BP plugs well, as US says most oil gone
Oil giant BP Plc claimed Wednesday a "significant milestone" had been reached in efforts to permanently seal the ruptured oil well in the Gulf of Mexico, while US estimates showed much of the spilled oil was now gone, dpa reported.
The company said its so-called "static kill" operation of pumping mud into the well had been successful. It described the development as a "significant milestone" in its attempt to place a permanent seal on the oil shaft, as the well appeared to have reached a "static condition."
In a further sign of progress, a US government analysis showed most of the millions of barrels of oil that gushed into the Gulf of Mexico were no longer in the water.
As much as three-quarters of the oil has been captured and burned off or dissipated, an accounting by the National Oceanic and Atmospheric Administration and the Department of the Interior showed.
Federal scientists estimate that 4.9 million barrels of oil have gushed from the well - worth 400 million dollars at Tuesday's oil price.
A third of the oil has been captured, burned or chemically dispersed; 25 per cent naturally evaporated or dissolved; and 16 per cent dispersed into microscopic droplets, the report said. Just over one quarter of the oil remains in the water or onshore.

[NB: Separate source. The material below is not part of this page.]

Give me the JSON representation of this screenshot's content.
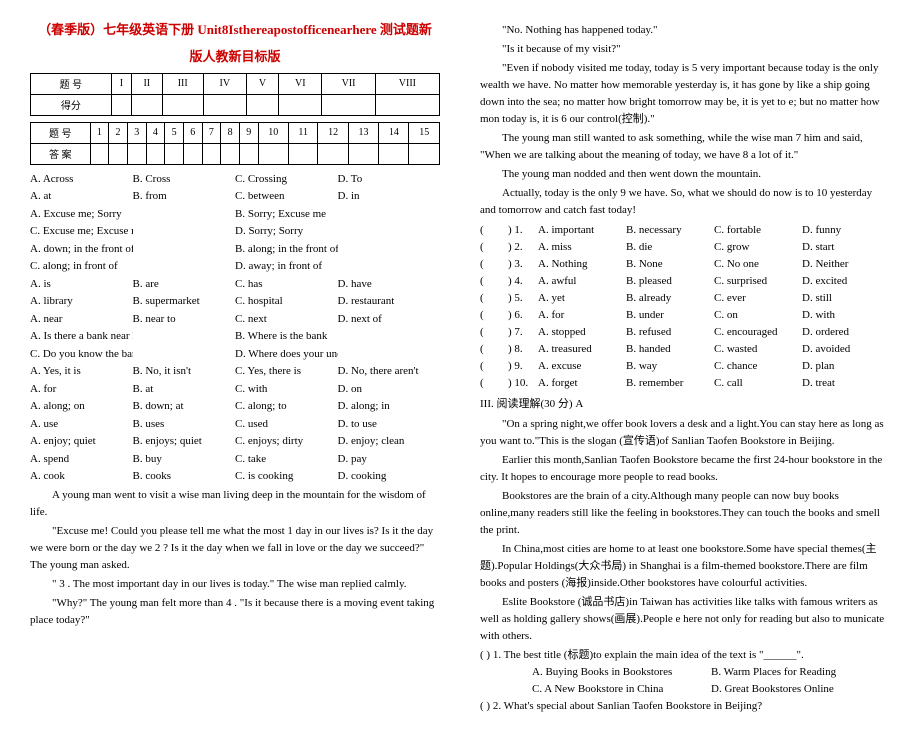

Much of the remaining oil was in the "process of relatively rapid degradation," NOAA Administrator Jane Lubchenco said.
Pumping of heavy drilling mud into the well from vessels on the surface began late Tuesday and was stopped after about eight hours.
The well pressure was now being controlled by the hydrostatic pressure of the drilling mud, which was the "desired outcome" of the "static kill" procedure, BP said.
"The well is now being monitored, per the agreed procedure, to ensure it remains static. Further pumping of mud may or may not be required depending on results observed during monitoring," the statement said.
"This is a very significant step," Coast Guard Admiral Thad Allen, who is overseeing the government response to the disaster, told reporters.
If the mud injection succeeds in overcoming the upward pressure of oil in the well, which stretches 5 kilometres below the sea floor, engineers will proceed with pumping in cement.
Allen said the static kill ensures no further oil will leak into the environment, but stressed the well would not be considered permanently sealed until a relief well is completed later this month.
The well exploded on April 20, killing 11 workers and leading to what federal scientists say has become the biggest accidental oil spill in world history.
The permanent closure of the rupture can only be achieved through a parallel relief well, designed to intersect the original well shaft and allow the injection of cement. This could now happen as early as next week.
"A relief well remains the ultimate solution to kill and permanently cement the well," BP said.
Meanwhile, the Financial Times reported Wednesday that BP could face fines of up to 20 billion dollars for the oil spill under the US Clean Water Act if the company is found liable for gross negligence.
However, BP has said it is confident that no link will be established between the spill and negligent behaviour on its part.
The company has already set up a compensation fund of 20 billion dollars for victims of the spill and announced asset sales of up to 30 billion dollars in order to finance the consequences of the spill.
BP has taken a 32.2-billion-dollar charge for costs relating to the disaster, leading the oil giant to report late last month a record quarterly loss of 17.1 billion dollars as a direct result of the oil spill. They were BP's first losses since 1992.
Chief executive Tony Hayward, who had been severely criticized for his handling of the disaster, is to step down from his post on October 1. He will be succeeded by Bob Dudley, an American.